3. Your Word is Your Bond: Be true to your word and follow through on your commitments. Your reputation and integrity are your most valuable assets, and they can open doors to new opportunities and relationships.

4. Make 1% Changes Daily: Small changes add up over time. You cannot shoot a cannon from a canoe. Make a commitment to make 1% changes daily, and you’ll be amazed at the progress you can make over time. Even small steps forward can make a big difference as they compound over time.

5. When in Doubt, Take a Step Forward: When you’re feeling uncertain or overwhelmed, take a step forward. Even if it’s a small step, it can help you build momentum, offer a different perspective or provide clarity. However, one should be conscious of not mistaking motion for progress. Rocking in a rocking chair is not a forward movement that leads to progress.

I’m interested in how you instill a strong sense of connection with your team. How do you nurture a culture where everyone feels connected to your mission? Could you share an example or story that showcases how your purpose has positively influenced or motivated people on your team to contribute?

We have a philosophy of focusing on relationships and not just closing transactions. In order to build meaningful relationships, one needs to get to know people better and understand their perspectives.

Propinquity (aka proximity) to the people we do business with and consistently being on-ground and in person is essential. There are meaningful connections that form when the team not only gets to read about what we do but also see how we do it. Often, in business, we form theories and assumptions, but when one experiences the realities of the local markets we finance and gets dust on their boots, a common culture is formed and a sense of higher purpose emerges.

I know we’ve been accustomed to a Zoom world now, but this virtual interaction now inhibits this connectedness. The Zoom world may be efficient while you artificially attempt to make eye contact on your computer, but as humans, we need physical connectedness.

Imagine we’re sitting down together two years from now, looking back at your company’s last 24 months. What specific accomplishments would have to happen for you to be happy with your progress?

The specific accomplishments that would have to happen for me to be happy with my progress are to continue to generate healthy financial returns with zero defaults on our loans as we have a responsibility to our investors, continue to scale our global reach responsibly and further incorporate and educate our clients with respect to genuine sustainability practices and implementation.

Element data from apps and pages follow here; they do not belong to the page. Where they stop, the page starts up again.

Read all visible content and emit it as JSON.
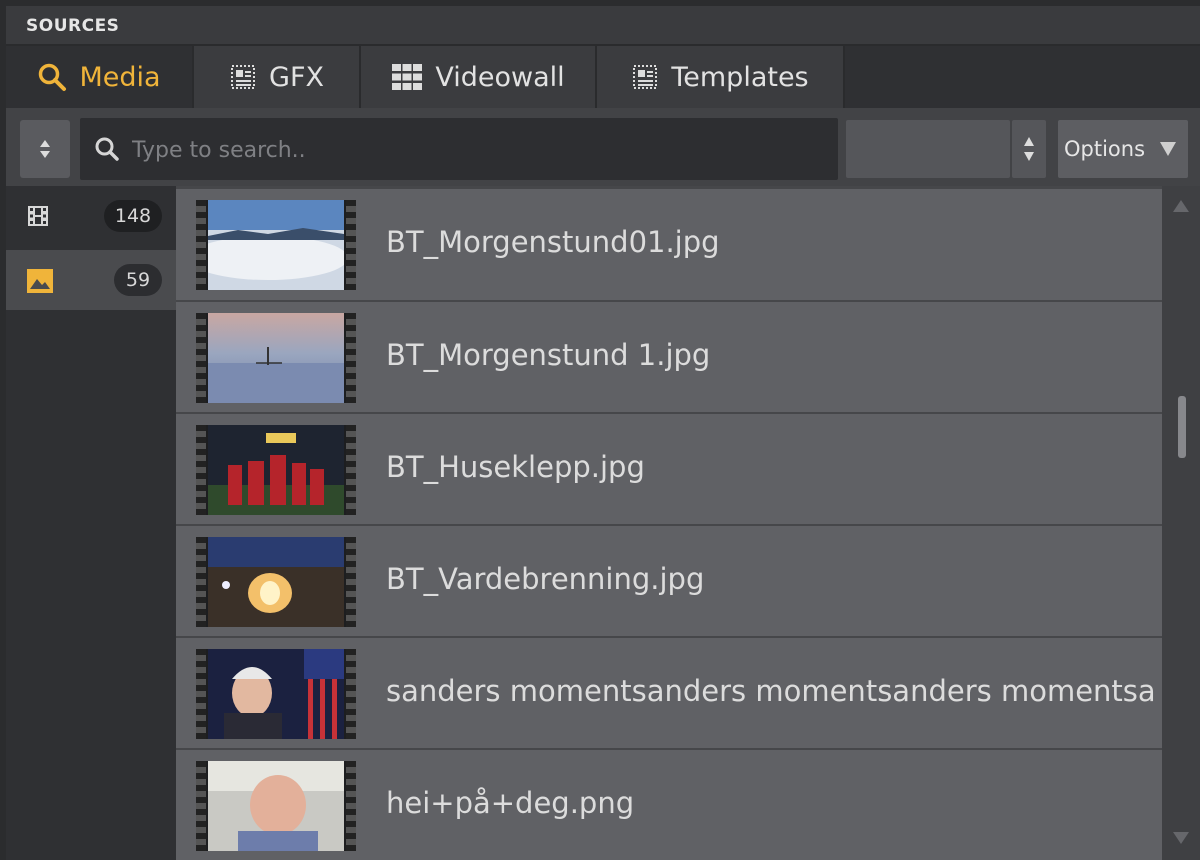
{
  "panel": {
    "title": "SOURCES"
  },
  "tabs": [
    {
      "label": "Media",
      "icon": "search-icon",
      "active": true
    },
    {
      "label": "GFX",
      "icon": "gfx-icon",
      "active": false
    },
    {
      "label": "Videowall",
      "icon": "videowall-icon",
      "active": false
    },
    {
      "label": "Templates",
      "icon": "templates-icon",
      "active": false
    }
  ],
  "toolbar": {
    "search_placeholder": "Type to search..",
    "search_value": "",
    "filter_value": "",
    "options_label": "Options"
  },
  "sidebar": {
    "items": [
      {
        "icon": "film-icon",
        "count": "148",
        "active": false
      },
      {
        "icon": "image-icon",
        "count": "59",
        "active": true
      }
    ]
  },
  "media_list": [
    {
      "name": "BT_Morgenstund01.jpg"
    },
    {
      "name": "BT_Morgenstund 1.jpg"
    },
    {
      "name": "BT_Huseklepp.jpg"
    },
    {
      "name": "BT_Vardebrenning.jpg"
    },
    {
      "name": "sanders momentsanders momentsanders momentsa"
    },
    {
      "name": "hei+på+deg.png"
    }
  ],
  "colors": {
    "accent": "#f0b43a",
    "panel_bg": "#35363a",
    "row_bg": "#606165",
    "text": "#dcdcdc"
  }
}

You are a person of enormous influence. If you could inspire a movement that would bring the most amount of good to the most amount of people, what would that be? You never know what your idea can trigger. :-)

My father’s catchphrase used to be “We love you.” I always found it amusing when he could be standing all by himself with no one around and yet he would still use the collective “we.” I believe there is value in a collective mindset.

The words I share with my kids every day that have the greatest utilitarianism are (i) learn something new, (ii) have fun and (iii) make someone smile every day. By smiling you are taking positive action, and anyone can do it. A smile — a basic act of kindness brings warmth to one’s heart when received, it’s free and really does make the world a better place as it perpetuates happiness and love. It doesn’t take a superhero with a cape to effect change, small gestures such as a smile can create big ripples.

How can our readers further follow your work or your company online?

You can learn more about our work on our website, https://almastone.com/, and sometimes I share my musings on LinkedIn. My latest personal endeavor in collaboration with my eldest daughter who’s in high school is writing a series of children’s books to be released in 2024. In our rapidly changing world where the Internet and social media exert a profound influence, it is important we root the next generation in timeless and enduring fundamental values of accountability, responsibility and moral strength.

This was great. Thanks for taking time for us to learn more about you and your business. We wish you continued success!